• Exercise: Which of the lines below include "desc"? Each one should be copied out.
[Material shown Boundary: Start]
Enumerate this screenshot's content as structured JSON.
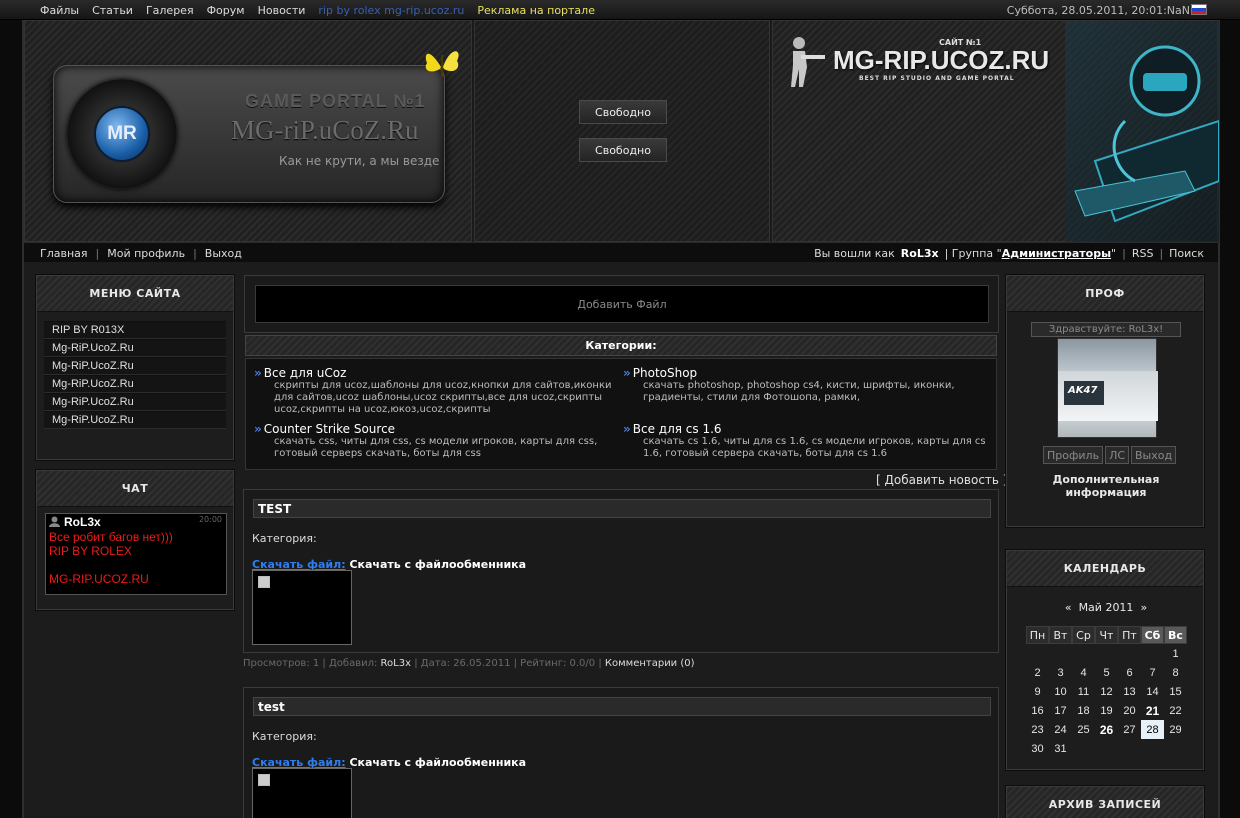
{
  "topbar": {
    "nav": [
      "Файлы",
      "Статьи",
      "Галерея",
      "Форум",
      "Новости"
    ],
    "rip": "rip by rolex mg-rip.ucoz.ru",
    "adv": "Реклама на портале",
    "date": "Суббота, 28.05.2011, 20:01:NaN"
  },
  "header": {
    "logo_text": "MR",
    "portal_line1": "GAME PORTAL №1",
    "portal_line2": "MG-riP.uCoZ.Ru",
    "slogan": "Как не крути, а мы везде",
    "free1": "Свободно",
    "free2": "Свободно",
    "site_num": "САЙТ №1",
    "site_title": "MG-RIP.UCOZ.RU",
    "site_sub": "BEST RIP STUDIO AND GAME PORTAL"
  },
  "userbar": {
    "home": "Главная",
    "profile": "Мой профиль",
    "logout": "Выход",
    "logged_as": "Вы вошли как",
    "user": "RoL3x",
    "group_label": "| Группа \"",
    "group": "Администраторы",
    "group_end": "\"",
    "rss": "RSS",
    "search": "Поиск"
  },
  "site_menu": {
    "title": "МЕНЮ САЙТА",
    "items": [
      "RIP BY R013X",
      "Mg-RiP.UcoZ.Ru",
      "Mg-RiP.UcoZ.Ru",
      "Mg-RiP.UcoZ.Ru",
      "Mg-RiP.UcoZ.Ru",
      "Mg-RiP.UcoZ.Ru"
    ]
  },
  "chat": {
    "title": "ЧАТ",
    "user": "RoL3x",
    "time": "20:00",
    "lines": [
      "Все робит багов нет)))",
      "RIP BY ROLEX",
      "",
      "MG-RIP.UCOZ.RU"
    ]
  },
  "center": {
    "add_file": "Добавить Файл",
    "categories_title": "Категории:",
    "categories": [
      {
        "title": "Все для uCoz",
        "desc": "скрипты для ucoz,шаблоны для ucoz,кнопки для сайтов,иконки для сайтов,ucoz шаблоны,ucoz скрипты,все для ucoz,скрипты ucoz,скрипты на ucoz,юкоз,ucoz,скрипты"
      },
      {
        "title": "PhotoShop",
        "desc": "скачать photoshop, photoshop cs4, кисти, шрифты, иконки, градиенты, стили для Фотошопа, рамки,"
      },
      {
        "title": "Counter Strike Source",
        "desc": "скачать css, читы для css, cs модели игроков, карты для css, готовый серверs скачать, боты для css"
      },
      {
        "title": "Все для cs 1.6",
        "desc": "скачать cs 1.6, читы для cs 1.6, cs модели игроков, карты для cs 1.6, готовый сервера скачать, боты для cs 1.6"
      }
    ],
    "add_news": "[ Добавить новость ]",
    "posts": [
      {
        "title": "TEST",
        "cat": "Категория:",
        "dl_label": "Скачать файл:",
        "dl_text": "Скачать с файлообменника"
      },
      {
        "title": "test",
        "cat": "Категория:",
        "dl_label": "Скачать файл:",
        "dl_text": "Скачать с файлообменника"
      }
    ],
    "meta": {
      "views": "Просмотров: 1 | Добавил:",
      "author": "RoL3x",
      "date": "| Дата: 26.05.2011 | Рейтинг: 0.0/0 |",
      "comments": "Комментарии (0)"
    }
  },
  "prof": {
    "title": "ПРОФ",
    "greeting": "Здравствуйте: RoL3x!",
    "avatar_text": "AK47",
    "btn_profile": "Профиль",
    "btn_ls": "ЛС",
    "btn_exit": "Выход",
    "extra": "Дополнительная информация"
  },
  "calendar": {
    "title": "КАЛЕНДАРЬ",
    "prev": "«",
    "month": "Май 2011",
    "next": "»",
    "days": [
      "Пн",
      "Вт",
      "Ср",
      "Чт",
      "Пт",
      "Сб",
      "Вс"
    ],
    "weeks": [
      [
        "",
        "",
        "",
        "",
        "",
        "",
        "1"
      ],
      [
        "2",
        "3",
        "4",
        "5",
        "6",
        "7",
        "8"
      ],
      [
        "9",
        "10",
        "11",
        "12",
        "13",
        "14",
        "15"
      ],
      [
        "16",
        "17",
        "18",
        "19",
        "20",
        "21",
        "22"
      ],
      [
        "23",
        "24",
        "25",
        "26",
        "27",
        "28",
        "29"
      ],
      [
        "30",
        "31",
        "",
        "",
        "",
        "",
        ""
      ]
    ],
    "bold_days": [
      "21",
      "26"
    ],
    "today": "28"
  },
  "archive": {
    "title": "АРХИВ ЗАПИСЕЙ"
  }
}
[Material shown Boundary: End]
• Solution to this task:
        "desc": "скрипты для ucoz,шаблоны для ucoz,кнопки для сайтов,иконки для сайтов,ucoz шаблоны,ucoz скрипты,все для ucoz,скрипты ucoz,скрипты на ucoz,юкоз,ucoz,скрипты"
        "desc": "скачать photoshop, photoshop cs4, кисти, шрифты, иконки, градиенты, стили для Фотошопа, рамки,"
        "desc": "скачать css, читы для css, cs модели игроков, карты для css, готовый серверs скачать, боты для css"
        "desc": "скачать cs 1.6, читы для cs 1.6, cs модели игроков, карты для cs 1.6, готовый сервера скачать, боты для cs 1.6"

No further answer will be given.